Page and application data records
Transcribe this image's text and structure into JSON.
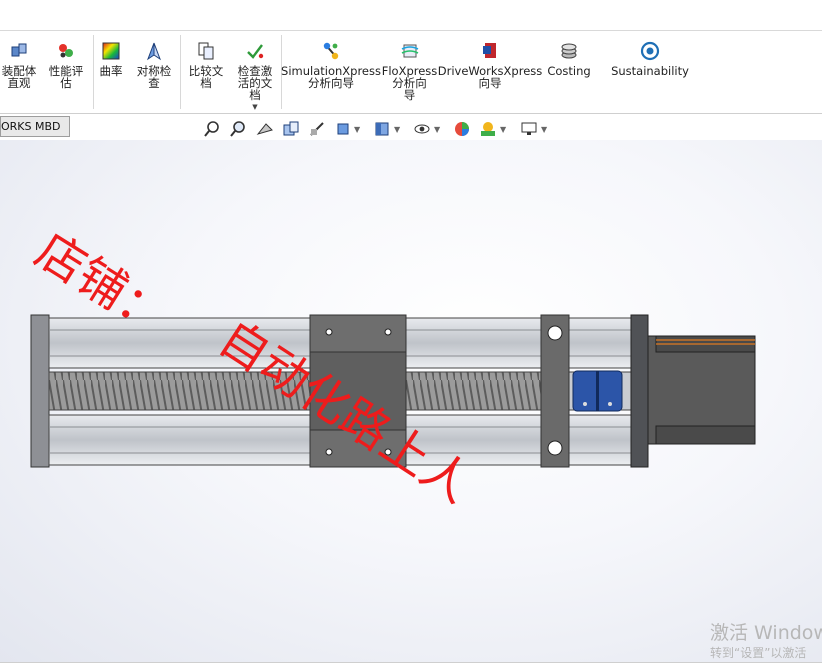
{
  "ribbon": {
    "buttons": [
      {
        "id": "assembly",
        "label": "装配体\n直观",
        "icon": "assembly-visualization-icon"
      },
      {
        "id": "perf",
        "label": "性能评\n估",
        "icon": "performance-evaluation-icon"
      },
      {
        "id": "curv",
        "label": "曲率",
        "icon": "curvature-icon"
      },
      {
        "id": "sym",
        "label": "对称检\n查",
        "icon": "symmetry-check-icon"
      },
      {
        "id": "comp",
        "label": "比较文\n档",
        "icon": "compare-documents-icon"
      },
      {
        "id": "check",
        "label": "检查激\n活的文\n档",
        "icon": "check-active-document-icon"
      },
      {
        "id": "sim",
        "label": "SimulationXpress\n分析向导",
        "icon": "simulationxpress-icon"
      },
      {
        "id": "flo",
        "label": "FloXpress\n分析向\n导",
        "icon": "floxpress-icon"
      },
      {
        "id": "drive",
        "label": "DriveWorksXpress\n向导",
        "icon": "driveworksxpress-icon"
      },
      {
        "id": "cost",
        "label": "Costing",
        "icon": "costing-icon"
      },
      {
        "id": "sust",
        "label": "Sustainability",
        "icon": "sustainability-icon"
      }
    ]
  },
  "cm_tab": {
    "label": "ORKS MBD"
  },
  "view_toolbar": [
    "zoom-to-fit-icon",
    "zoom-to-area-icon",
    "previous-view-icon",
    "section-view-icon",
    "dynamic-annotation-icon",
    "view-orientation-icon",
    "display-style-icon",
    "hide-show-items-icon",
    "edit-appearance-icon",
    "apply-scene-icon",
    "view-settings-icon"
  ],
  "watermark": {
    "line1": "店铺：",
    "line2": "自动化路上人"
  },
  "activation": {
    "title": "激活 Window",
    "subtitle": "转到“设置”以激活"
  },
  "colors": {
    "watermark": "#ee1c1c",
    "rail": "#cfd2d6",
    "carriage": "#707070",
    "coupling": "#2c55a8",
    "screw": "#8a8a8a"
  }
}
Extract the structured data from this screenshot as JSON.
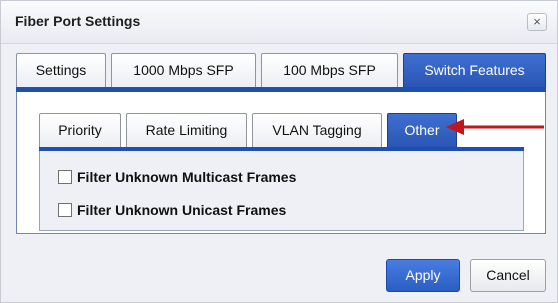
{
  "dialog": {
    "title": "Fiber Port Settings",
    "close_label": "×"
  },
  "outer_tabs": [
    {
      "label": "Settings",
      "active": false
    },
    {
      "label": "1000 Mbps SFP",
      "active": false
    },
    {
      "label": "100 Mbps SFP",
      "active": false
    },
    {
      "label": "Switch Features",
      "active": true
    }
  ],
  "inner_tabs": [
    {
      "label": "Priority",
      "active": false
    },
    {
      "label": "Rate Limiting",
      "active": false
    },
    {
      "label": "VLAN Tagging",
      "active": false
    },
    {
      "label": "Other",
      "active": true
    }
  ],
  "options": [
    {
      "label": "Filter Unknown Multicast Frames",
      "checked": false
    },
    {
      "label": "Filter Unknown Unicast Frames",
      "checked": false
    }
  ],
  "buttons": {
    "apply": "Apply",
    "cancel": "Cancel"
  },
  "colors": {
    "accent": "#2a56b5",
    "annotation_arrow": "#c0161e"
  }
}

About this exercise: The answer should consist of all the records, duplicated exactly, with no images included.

Exercise solution:
Transcribe this image's text and structure into JSON.
{
  "ribbon": {
    "buttons": [
      {
        "id": "assembly",
        "label": "装配体\n直观",
        "icon": "assembly-visualization-icon"
      },
      {
        "id": "perf",
        "label": "性能评\n估",
        "icon": "performance-evaluation-icon"
      },
      {
        "id": "curv",
        "label": "曲率",
        "icon": "curvature-icon"
      },
      {
        "id": "sym",
        "label": "对称检\n查",
        "icon": "symmetry-check-icon"
      },
      {
        "id": "comp",
        "label": "比较文\n档",
        "icon": "compare-documents-icon"
      },
      {
        "id": "check",
        "label": "检查激\n活的文\n档",
        "icon": "check-active-document-icon"
      },
      {
        "id": "sim",
        "label": "SimulationXpress\n分析向导",
        "icon": "simulationxpress-icon"
      },
      {
        "id": "flo",
        "label": "FloXpress\n分析向\n导",
        "icon": "floxpress-icon"
      },
      {
        "id": "drive",
        "label": "DriveWorksXpress\n向导",
        "icon": "driveworksxpress-icon"
      },
      {
        "id": "cost",
        "label": "Costing",
        "icon": "costing-icon"
      },
      {
        "id": "sust",
        "label": "Sustainability",
        "icon": "sustainability-icon"
      }
    ]
  },
  "cm_tab": {
    "label": "ORKS MBD"
  },
  "view_toolbar": [
    "zoom-to-fit-icon",
    "zoom-to-area-icon",
    "previous-view-icon",
    "section-view-icon",
    "dynamic-annotation-icon",
    "view-orientation-icon",
    "display-style-icon",
    "hide-show-items-icon",
    "edit-appearance-icon",
    "apply-scene-icon",
    "view-settings-icon"
  ],
  "watermark": {
    "line1": "店铺：",
    "line2": "自动化路上人"
  },
  "activation": {
    "title": "激活 Window",
    "subtitle": "转到“设置”以激活"
  },
  "colors": {
    "watermark": "#ee1c1c",
    "rail": "#cfd2d6",
    "carriage": "#707070",
    "coupling": "#2c55a8",
    "screw": "#8a8a8a"
  }
}
Extract the structured data from this screenshot as JSON.
{
  "dialog": {
    "title": "Fiber Port Settings",
    "close_label": "×"
  },
  "outer_tabs": [
    {
      "label": "Settings",
      "active": false
    },
    {
      "label": "1000 Mbps SFP",
      "active": false
    },
    {
      "label": "100 Mbps SFP",
      "active": false
    },
    {
      "label": "Switch Features",
      "active": true
    }
  ],
  "inner_tabs": [
    {
      "label": "Priority",
      "active": false
    },
    {
      "label": "Rate Limiting",
      "active": false
    },
    {
      "label": "VLAN Tagging",
      "active": false
    },
    {
      "label": "Other",
      "active": true
    }
  ],
  "options": [
    {
      "label": "Filter Unknown Multicast Frames",
      "checked": false
    },
    {
      "label": "Filter Unknown Unicast Frames",
      "checked": false
    }
  ],
  "buttons": {
    "apply": "Apply",
    "cancel": "Cancel"
  },
  "colors": {
    "accent": "#2a56b5",
    "annotation_arrow": "#c0161e"
  }
}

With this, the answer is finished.